The Field of Engineering is Poised to Enter A New and Exciting Era. The Exponential Growth in Computing Capability From one Floating-Point Operation Per Second (Flops) in 1945 to 10 15 in 2008 is Helping us Replace The Standard Engineering
process of iterated empirical design–build–test cycles with an iterated design–mesh–analyze paradigm based on physics–based computational tools. It helps engineers be more productive and also helps manufacturers reduce time-to-market and design costs, better respond to changing market conditions, and increase their technical workforce and testing facilities' productivity.
One real-world example illustrates what we can now achieve with this paradigm. In the early 1990s, Goodyear Tire faced intense international competition. Its rivals had more engineering design resources, testing capacity, and lower production costs—Goodyear was rapidly falling behind. To respond and develop a competitive advantage, it replaced the traditional engineering process (design, build, test, and repeat) that had served it well for more than 100 years with physics-based computational engineering tools to design, mesh, and analyze new products. Engineers built and tested just the final, optimized designs, thereby reducing Goodyear's time to market from three years to less than a year. The company started producing several new designs a year instead of one or two every few years. Goodyear is now the largest US tire manufacturer and is competitive in the world market. Whirlpool, Proctor and Gamble, Boeing, Ping Golf, and Pratt and Whitney, to name a few, have also adopted this new paradigm with similar success.
This revolution is urgently needed. Today's US dominance of advanced technology isn't guaranteed tomorrow, and the rest of the world is rapidly catching up. US industry continues to lose market share in the US and abroad, and every spring, the Government Accounting Office's report on 40 US major weapon system procurements concludes that most are behind schedule, over budget, and fail to meet performance goals.
To survive, the US must improve the way it develops and delivers advanced technologies. The design–build–test paradigm requires large engineering staffs and extensive test facilities, takes a long time, and is costly. New designs typically are based on empirical extrapolations, which often results in products with major flaws and without sufficient innovation to compete. In contrast, physics-based computational engineering tools for iterated design, meshing, and analysis of "virtual prototypes" can result in innovative products that work. The laws of physics are simply better than empirical "rules of thumb" for designing products based on new materials and concepts: engineers can develop optimized and tested designs more quickly, make less use of test facilities, and enhance their productivity
But, just as in every past technology revolution, successful adoption of this paradigm faces many challenges. The major bottlenecks are the time and resources required to develop, deploy, and support these tools, which use complex computers to integrate many complex physics and engineering effects to solve complex problems. Generally, it takes multidisciplinary teams of 20 or more engineers, programmers, and computer scientists five to 10 years to develop and deploy such tools, which must include the right physics and engineering to provide accurate, reliable answers. Moreover,

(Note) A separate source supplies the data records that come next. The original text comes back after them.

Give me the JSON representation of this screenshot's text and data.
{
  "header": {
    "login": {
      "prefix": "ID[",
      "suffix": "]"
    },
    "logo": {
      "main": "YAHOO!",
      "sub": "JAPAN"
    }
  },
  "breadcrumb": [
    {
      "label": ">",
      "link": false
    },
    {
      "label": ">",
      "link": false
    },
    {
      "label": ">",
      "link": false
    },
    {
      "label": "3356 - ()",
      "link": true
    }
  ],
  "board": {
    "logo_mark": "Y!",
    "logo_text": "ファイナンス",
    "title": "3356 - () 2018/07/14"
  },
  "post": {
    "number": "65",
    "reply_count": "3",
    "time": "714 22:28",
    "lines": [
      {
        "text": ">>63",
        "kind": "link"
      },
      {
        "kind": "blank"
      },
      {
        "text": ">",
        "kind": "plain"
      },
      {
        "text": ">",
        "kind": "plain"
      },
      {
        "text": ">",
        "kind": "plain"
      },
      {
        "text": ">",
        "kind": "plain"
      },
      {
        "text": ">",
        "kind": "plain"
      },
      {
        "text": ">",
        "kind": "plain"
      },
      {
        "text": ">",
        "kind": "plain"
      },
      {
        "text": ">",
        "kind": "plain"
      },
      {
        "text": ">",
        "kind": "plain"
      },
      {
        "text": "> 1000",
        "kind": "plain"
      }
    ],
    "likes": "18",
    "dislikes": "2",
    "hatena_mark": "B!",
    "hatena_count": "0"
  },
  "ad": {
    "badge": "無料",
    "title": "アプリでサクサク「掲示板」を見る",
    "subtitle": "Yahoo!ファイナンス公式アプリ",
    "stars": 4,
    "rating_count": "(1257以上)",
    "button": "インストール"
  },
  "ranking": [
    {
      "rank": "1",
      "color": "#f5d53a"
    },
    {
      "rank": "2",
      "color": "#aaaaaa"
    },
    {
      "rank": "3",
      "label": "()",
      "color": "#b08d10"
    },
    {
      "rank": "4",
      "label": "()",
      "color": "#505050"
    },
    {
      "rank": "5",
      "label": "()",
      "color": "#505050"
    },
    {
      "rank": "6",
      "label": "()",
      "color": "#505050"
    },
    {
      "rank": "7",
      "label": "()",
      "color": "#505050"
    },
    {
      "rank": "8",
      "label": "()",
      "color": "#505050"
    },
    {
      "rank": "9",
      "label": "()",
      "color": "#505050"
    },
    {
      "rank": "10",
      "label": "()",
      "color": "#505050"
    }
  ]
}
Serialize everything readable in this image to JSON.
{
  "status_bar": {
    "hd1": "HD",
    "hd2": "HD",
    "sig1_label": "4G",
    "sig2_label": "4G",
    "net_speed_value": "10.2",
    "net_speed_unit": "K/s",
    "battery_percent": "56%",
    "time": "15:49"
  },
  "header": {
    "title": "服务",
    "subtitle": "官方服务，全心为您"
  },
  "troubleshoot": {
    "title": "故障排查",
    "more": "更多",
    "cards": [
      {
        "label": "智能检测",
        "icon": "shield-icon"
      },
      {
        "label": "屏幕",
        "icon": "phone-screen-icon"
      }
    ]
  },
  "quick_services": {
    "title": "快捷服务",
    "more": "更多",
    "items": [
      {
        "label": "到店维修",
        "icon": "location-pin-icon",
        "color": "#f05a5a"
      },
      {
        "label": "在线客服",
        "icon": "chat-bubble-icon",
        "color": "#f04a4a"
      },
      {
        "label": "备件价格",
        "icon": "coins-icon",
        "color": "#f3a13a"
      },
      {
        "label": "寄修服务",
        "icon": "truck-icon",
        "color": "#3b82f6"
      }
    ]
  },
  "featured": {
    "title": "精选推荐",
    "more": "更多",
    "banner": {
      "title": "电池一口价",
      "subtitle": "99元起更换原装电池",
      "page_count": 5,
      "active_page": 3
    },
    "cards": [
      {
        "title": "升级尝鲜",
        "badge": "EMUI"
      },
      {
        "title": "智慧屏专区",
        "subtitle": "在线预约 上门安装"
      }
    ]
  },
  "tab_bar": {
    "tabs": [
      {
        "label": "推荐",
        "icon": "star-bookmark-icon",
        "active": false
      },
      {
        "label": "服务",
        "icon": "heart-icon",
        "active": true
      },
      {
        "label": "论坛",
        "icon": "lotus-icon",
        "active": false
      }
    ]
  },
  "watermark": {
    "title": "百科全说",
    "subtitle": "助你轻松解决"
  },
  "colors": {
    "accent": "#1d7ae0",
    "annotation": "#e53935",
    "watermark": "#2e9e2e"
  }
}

• the tools must be verified and validated;
• problems must be easy to set up and run;
• geometry and mesh generation must be quick and easy;
• the tools must run efficiently on highly complex, massively parallel computers; and
• the results must be timely.
Additionally, each tool is highly specialized to each application, so a computational tire design tool probably isn't very useful for airplane design. The complexity of the tools results in a failure rate for their development that ranges from 25 to 50 percent.
Most companies don't have the time, resources, or expertise to develop their own computational tools, so they tend to rely on commercial or other externally developed tools, but most independent software vendors can't make a business case for the large, long-term investment needed to produce such tools. These tools also need a high level of support, including continual upgrades, maintenance, and porting to new platforms, all of which results in their slow development and adoption.
It's not all doom and gloom, though—a growing community is working to overcome those challenges, and the number of industries willing to invest in such tools is increasing. The US Department of Defense has launched a program to develop computational engineering tools as a key element of its effort to improve the acquisition of major weapons systems, and the National Science Foundation, NASA, and the Department of Energy are investing in computational science and engineering. The use of computational tools such as Matlab is becoming a standard part of the university engineering curriculum, and the power of workstations continues to improve in lockstep with supercomputers, meaning the computing power in today's supercomputers will be available in workstations in five to 10 years.
The history of technology shows that all major engineering paradigm shifts have been fraught with challenges and difficulties. Overcoming them often takes several generations, if not a century or two. These challenges provide the opportunity for today's engineers to be leaders in effecting a major engineering paradigm shift and for the next generation of engineers to have an exciting and productive time exploiting this new paradigm.
Douglass Post is the chief scientist at the Department of Defense High Performance Computing Modernization Program and is an associate editor in chief of this magazine. Contact him at firstname.lastname@example.org.